I'd like to publish some of these comments in our print Letters to the Editor section -- ideally with your full name/town. Let me know if that's okay at patricia.calhoun@westword.com


COVA has always been a direct arm of law enforcement and is so disconnected from the needs and voices of victims they claim to represent. They are far too systems oriented and it is abhorrent that money that VALE takes from direct service agencies is being given to COVA through the nepotism of personal relationships that exist between Nancy Lewis and her hand-picked board of directors.

On Fire
On Fire

Okay. Apparently COVA sees some victims as worth helping and others as not. The victims worth helping include abusive parents and the poor feeble prosecutors who are just trying to build political careers on the backs of abused children. The victims not worth helping are abused children themselves. Got it.


This was an amazing story. It's finally time that people started taking a look at the money trail of these organizations, especially COVA. They've been in the pockets of the systems-based agencies for years and get money funneled to them for their support. It's no accident that the Denver VALE administrator and co-administrator both serve on COVA's board and routinely take money away from direct-service agencies and hand it over to COVA. They do not speak for victims and I applaud the many agencies who have stood up to COVA to truly speak for their clients. Many of those folks have had their funding taken away by COVA's board members, who handle so much of the victim services funds in Colorado. Shame on COVA.


Thank you, Mr. Prendergast, for a very enlightening and in-depth story. Also, thank you to Mr. Lee for trying to find an outside the box solution to crime and community healing. The program might need finesse, but I believe it is an important step in the right direction. I hope that other Coloradoans support the measure. Catherine Keske.

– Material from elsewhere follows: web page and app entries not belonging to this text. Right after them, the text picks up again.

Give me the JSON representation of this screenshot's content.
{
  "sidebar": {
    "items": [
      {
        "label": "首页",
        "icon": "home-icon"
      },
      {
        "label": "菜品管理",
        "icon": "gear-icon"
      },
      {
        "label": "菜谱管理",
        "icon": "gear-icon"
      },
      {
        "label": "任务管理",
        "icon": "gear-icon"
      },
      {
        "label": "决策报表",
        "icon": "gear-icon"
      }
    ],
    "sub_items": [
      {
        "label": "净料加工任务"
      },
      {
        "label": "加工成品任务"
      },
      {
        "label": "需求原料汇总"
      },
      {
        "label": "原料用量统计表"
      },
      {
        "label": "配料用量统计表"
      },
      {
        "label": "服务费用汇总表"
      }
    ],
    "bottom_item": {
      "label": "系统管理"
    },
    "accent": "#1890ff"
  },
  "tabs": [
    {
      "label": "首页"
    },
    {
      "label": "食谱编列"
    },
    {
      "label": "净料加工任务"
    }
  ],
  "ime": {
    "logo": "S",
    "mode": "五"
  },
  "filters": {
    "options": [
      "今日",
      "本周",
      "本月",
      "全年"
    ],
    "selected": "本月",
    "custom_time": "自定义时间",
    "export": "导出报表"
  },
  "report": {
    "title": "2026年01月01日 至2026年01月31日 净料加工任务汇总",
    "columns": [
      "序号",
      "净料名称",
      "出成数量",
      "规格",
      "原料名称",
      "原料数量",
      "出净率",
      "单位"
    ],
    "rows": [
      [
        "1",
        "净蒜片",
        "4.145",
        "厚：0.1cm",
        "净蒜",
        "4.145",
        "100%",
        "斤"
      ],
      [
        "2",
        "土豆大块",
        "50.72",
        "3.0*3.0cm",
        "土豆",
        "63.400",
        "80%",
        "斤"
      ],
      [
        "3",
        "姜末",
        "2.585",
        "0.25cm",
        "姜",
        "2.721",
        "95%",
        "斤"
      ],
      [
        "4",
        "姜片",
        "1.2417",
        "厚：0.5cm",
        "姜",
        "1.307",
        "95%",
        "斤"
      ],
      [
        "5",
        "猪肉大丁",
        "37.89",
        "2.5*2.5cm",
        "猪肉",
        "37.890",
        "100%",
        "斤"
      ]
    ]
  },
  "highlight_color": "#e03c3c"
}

Advocates for changing sentencing laws for juveniles serving life have always acknowledged that this issue is extremely complicated. There is no denying the pain of the victims and we advocates for sentencing reform have never done so. However in the past when we tried to introduce changes in the laws, we have been summarily dismissed by COVA and many district attorneys. "No, no, no." "The system is just fine the way it is." Our experience has been similar to Rep. Lee's. One year when we wrote voluntary restorative justice language into a bill, victims groups opposed it saying, "It has to be voluntary." When we pointed out that the provision WAS voluntary, they ignored the wording, pretending that it didn't say precisely what it DID say. No compromise, no changes are needed, regardless of evolving public opinion, scientific advances in the area of teen brain development, studies showing that juveniles receive harsher sentences than adults for the same crimes, and recent supreme court rulings.

We have enough obstreperousness on a national level. We in Colorado must be more thoughtful than that.

Kudos to Alan Prendergrast for a fresh look at a difficult issue. Victims are not a monolithic group and victims' rights groups, such as COVA, would be well served to expand their vision to include more restorative justice and to listen to the voices of victims who seek a measure of redemption and rehabilitation for offenders rather than endless punishment.

Somewhere amid all this pain and destruction there are areas of agreement and healing. I hope Alan's article and Rep. Pete Lee's legislation will be a step in that direction.Mary Ellen Johnson, Executive DirectorThe Pendulum Foundation